Often times when I ask a business owner who their top 10 customers are, what type of margin they produce, and if those customers are doing more or less business than last year, I get a blank stare back. Or, “the sales manager has that data.” As a business owner, it is easy to get stuck in the “thick of thin things” and neglect the most important things, i.e., customer loyalty.
As management guru Peter Drucker once said, “The purpose of a business is to create a customer.” I help business owners identify, nurture, and keep their most valued customers. One of my mentors, a gentleman from San Francisco whom I knew in the mid-1990’s, had created a wonderfully successful $50 million business by obsessing over his top 50 customers. If a customer’s loyalty slipped to number 51 (by margin dollars), he would inform them they would not get the kid glove treatment of the top 50, and they needed to do more business with him. Talk about confidence! Most often people would ask what they needed to do to get into the top 50 again. I wouldn’t recommend the above to every business, but it is good food for thought.
Ask yourself the following questions:
- Do you have customers who won’t pay for the value you provide?
- Do you really want them as a customer?
- Do they get in the way of treating your best customers well?

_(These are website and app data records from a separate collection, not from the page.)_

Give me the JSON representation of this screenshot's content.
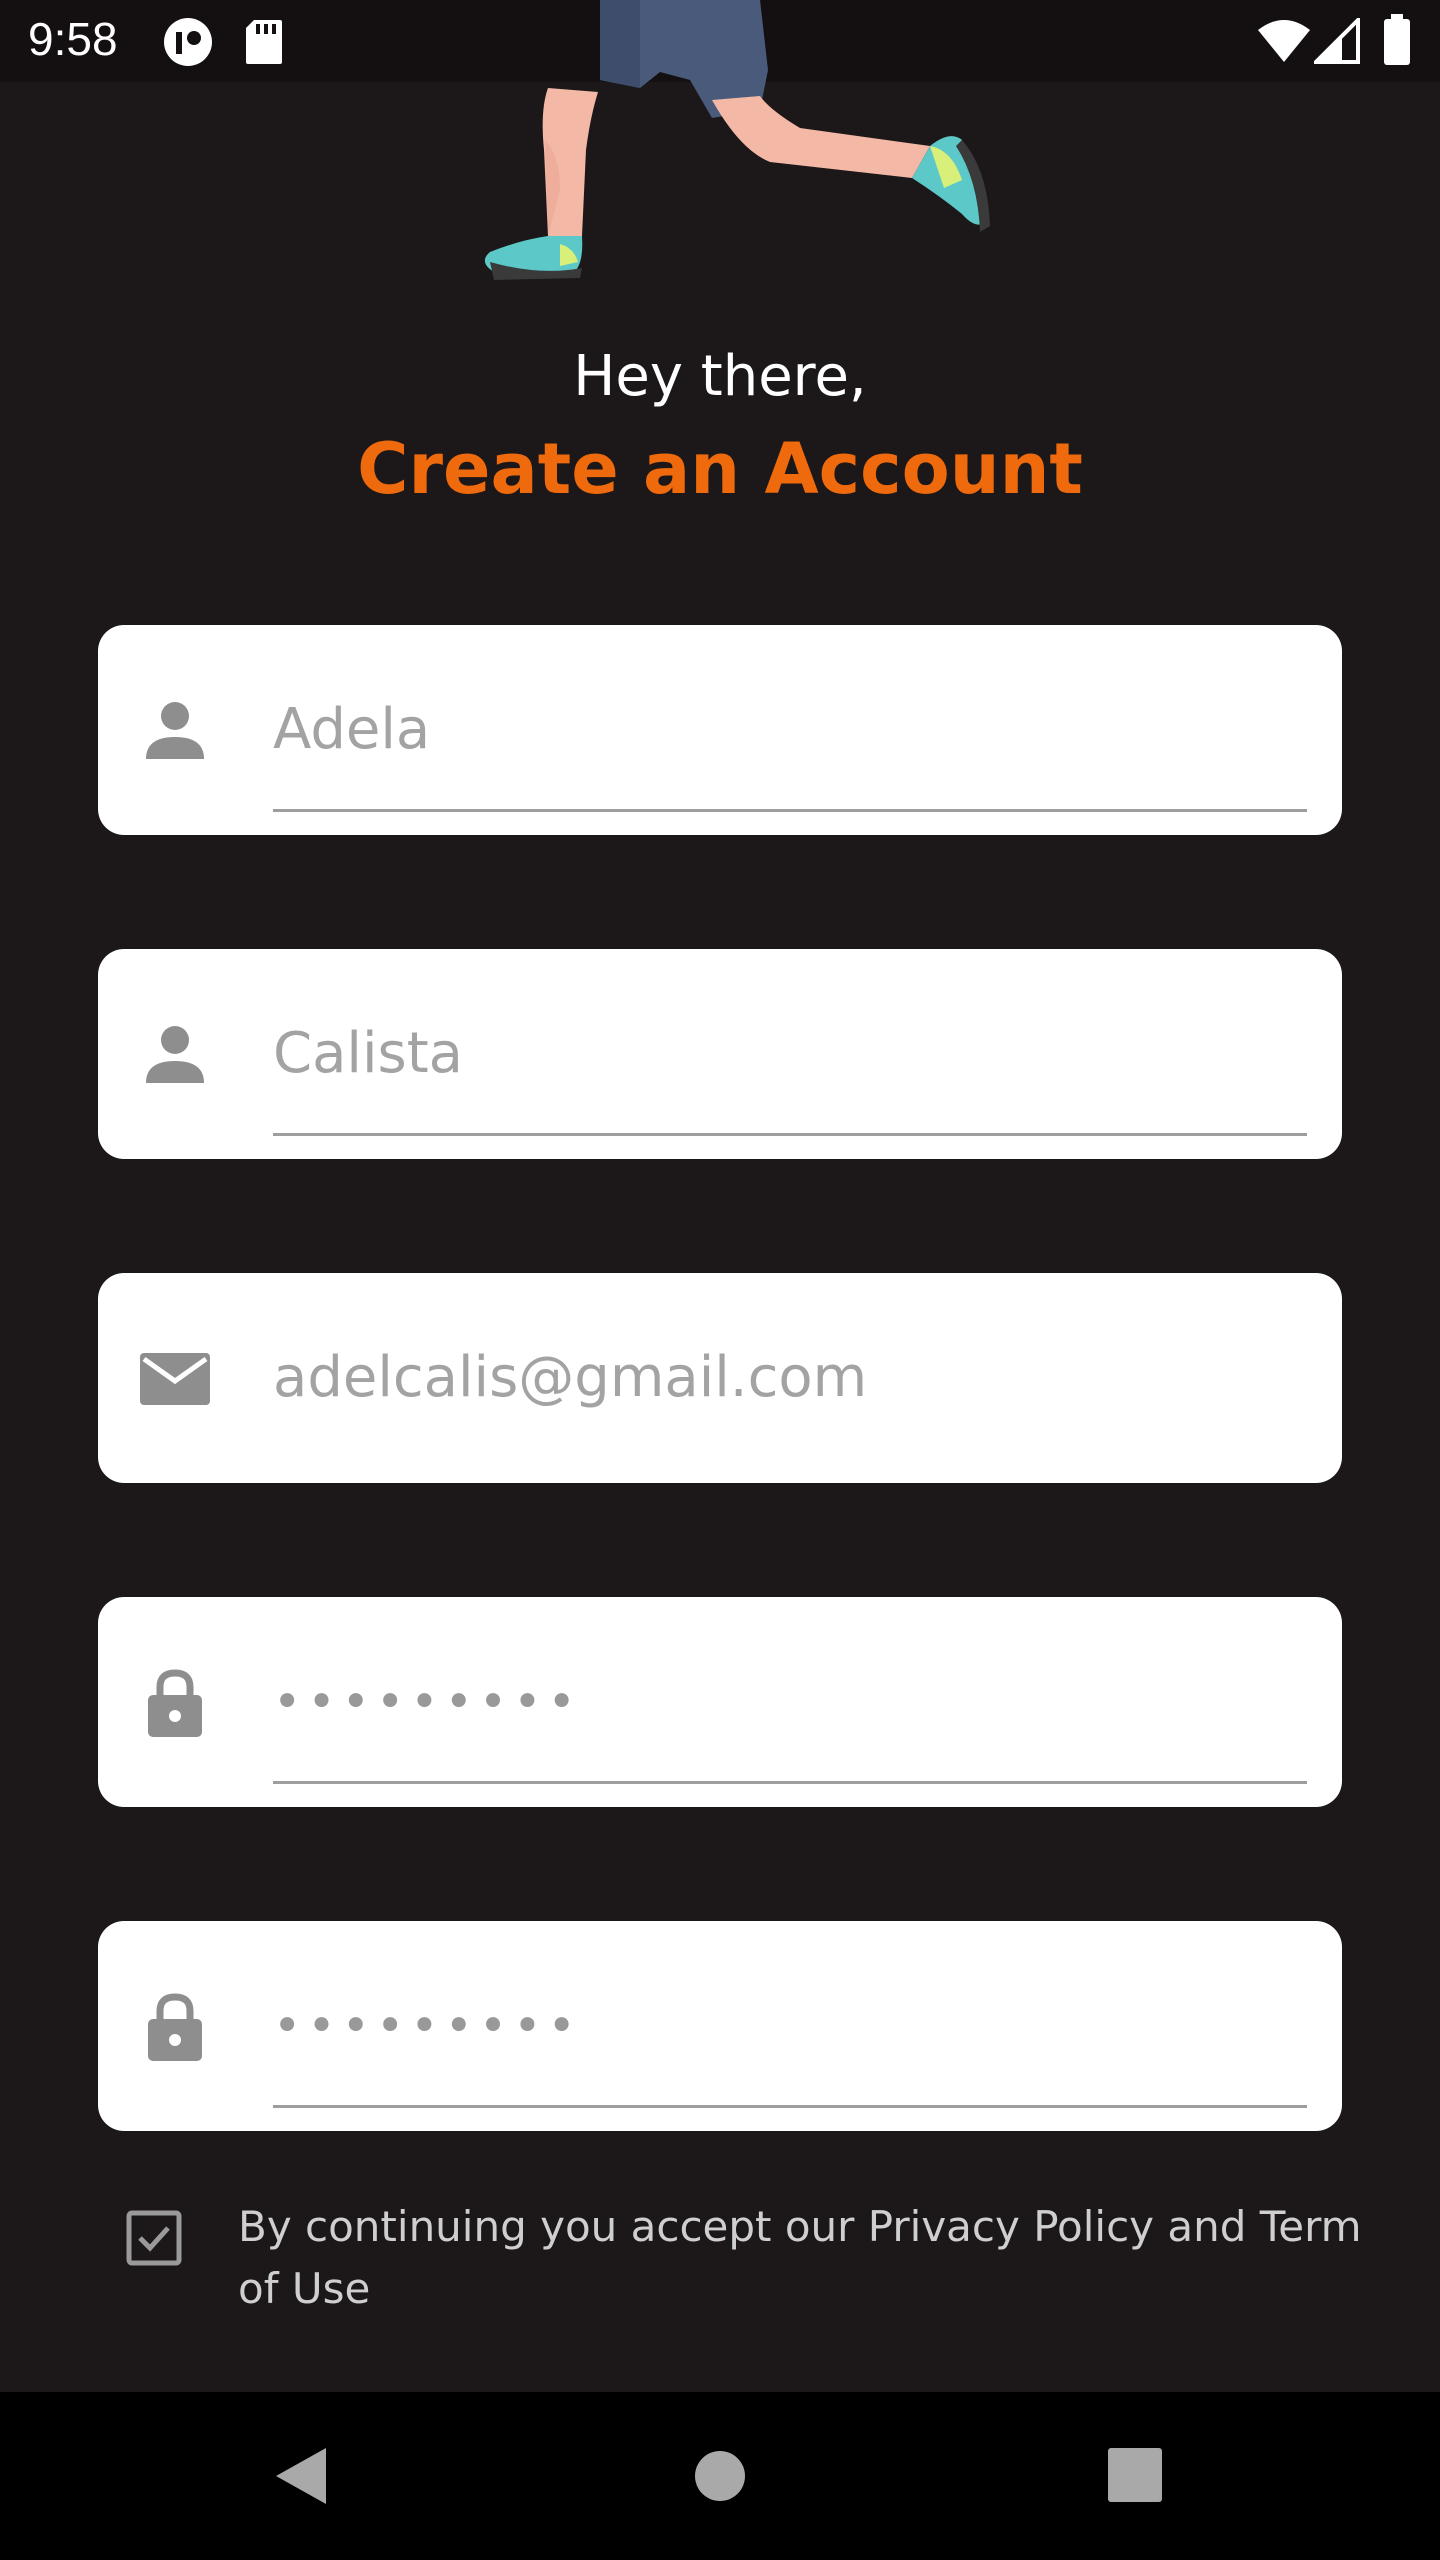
{
  "status_bar": {
    "time": "9:58",
    "icons": [
      "app-notification-icon",
      "sd-card-icon",
      "wifi-icon",
      "cellular-signal-icon",
      "battery-icon"
    ]
  },
  "header": {
    "greeting": "Hey there,",
    "title": "Create an Account"
  },
  "form": {
    "fields": [
      {
        "icon": "person-icon",
        "value": "Adela"
      },
      {
        "icon": "person-icon",
        "value": "Calista"
      },
      {
        "icon": "mail-icon",
        "value": "adelcalis@gmail.com"
      },
      {
        "icon": "lock-icon",
        "value": "•••••••••"
      },
      {
        "icon": "lock-icon",
        "value": "•••••••••"
      }
    ],
    "consent": {
      "checked": true,
      "text": "By continuing you accept our Privacy Policy and Term of Use"
    }
  },
  "nav_bar": {
    "buttons": [
      "back-icon",
      "home-icon",
      "recents-icon"
    ]
  },
  "colors": {
    "background": "#1c1718",
    "accent": "#ee6a0c",
    "field_background": "#ffffff",
    "field_text": "#a3a3a3",
    "icon_gray": "#8e8e8e"
  }
}
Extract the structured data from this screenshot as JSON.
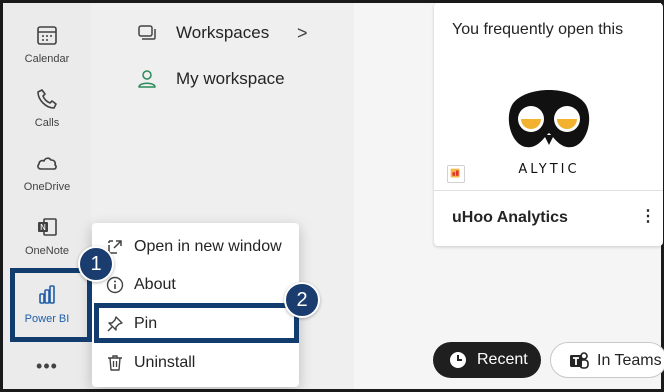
{
  "rail": {
    "items": [
      {
        "label": "Calendar",
        "icon": "calendar-icon"
      },
      {
        "label": "Calls",
        "icon": "phone-icon"
      },
      {
        "label": "OneDrive",
        "icon": "cloud-icon"
      },
      {
        "label": "OneNote",
        "icon": "onenote-icon"
      },
      {
        "label": "Power BI",
        "icon": "power-bi-icon",
        "selected": true
      }
    ],
    "more_label": "•••"
  },
  "subpanel": {
    "items": [
      {
        "label": "Workspaces",
        "icon": "workspaces-icon",
        "chevron": ">"
      },
      {
        "label": "My workspace",
        "icon": "person-icon"
      }
    ]
  },
  "card": {
    "hint": "You frequently open this",
    "logo_text": "ALYTIC",
    "title": "uHoo Analytics",
    "more": "⋮"
  },
  "filters": {
    "recent": "Recent",
    "in_teams": "In Teams"
  },
  "context_menu": {
    "items": [
      {
        "label": "Open in new window",
        "icon": "open-external-icon"
      },
      {
        "label": "About",
        "icon": "info-icon"
      },
      {
        "label": "Pin",
        "icon": "pin-icon"
      },
      {
        "label": "Uninstall",
        "icon": "trash-icon"
      }
    ]
  },
  "steps": {
    "one": "1",
    "two": "2"
  },
  "colors": {
    "highlight": "#133c6e",
    "power_bi_label": "#1f5fa8",
    "owl_eye": "#f2b230"
  }
}
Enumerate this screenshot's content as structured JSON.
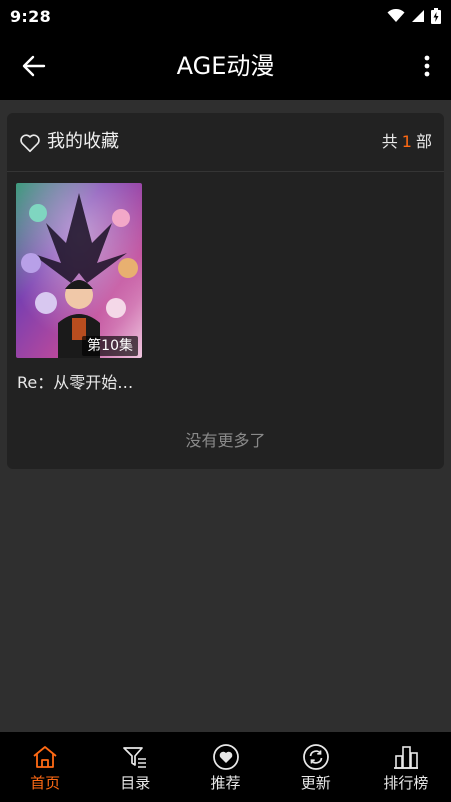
{
  "status_bar": {
    "time": "9:28"
  },
  "app_bar": {
    "title": "AGE动漫"
  },
  "favorites": {
    "title": "我的收藏",
    "count_prefix": "共",
    "count": "1",
    "count_suffix": "部",
    "items": [
      {
        "title": "Re：从零开始…",
        "episode": "第10集"
      }
    ],
    "no_more_text": "没有更多了"
  },
  "bottom_nav": {
    "items": [
      {
        "label": "首页",
        "icon": "home-icon",
        "active": true
      },
      {
        "label": "目录",
        "icon": "filter-list-icon",
        "active": false
      },
      {
        "label": "推荐",
        "icon": "heart-circle-icon",
        "active": false
      },
      {
        "label": "更新",
        "icon": "refresh-circle-icon",
        "active": false
      },
      {
        "label": "排行榜",
        "icon": "buildings-icon",
        "active": false
      }
    ]
  },
  "colors": {
    "accent": "#ff6a14",
    "background": "#2f2f2f",
    "card": "#222222",
    "bars": "#000000"
  }
}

This mentor of mine was very loyal to his best customers, delivered an exceptional experience, and they were loyal to him. They saw the value he provided and were willing to pay for it. Sounds like good business sense to me.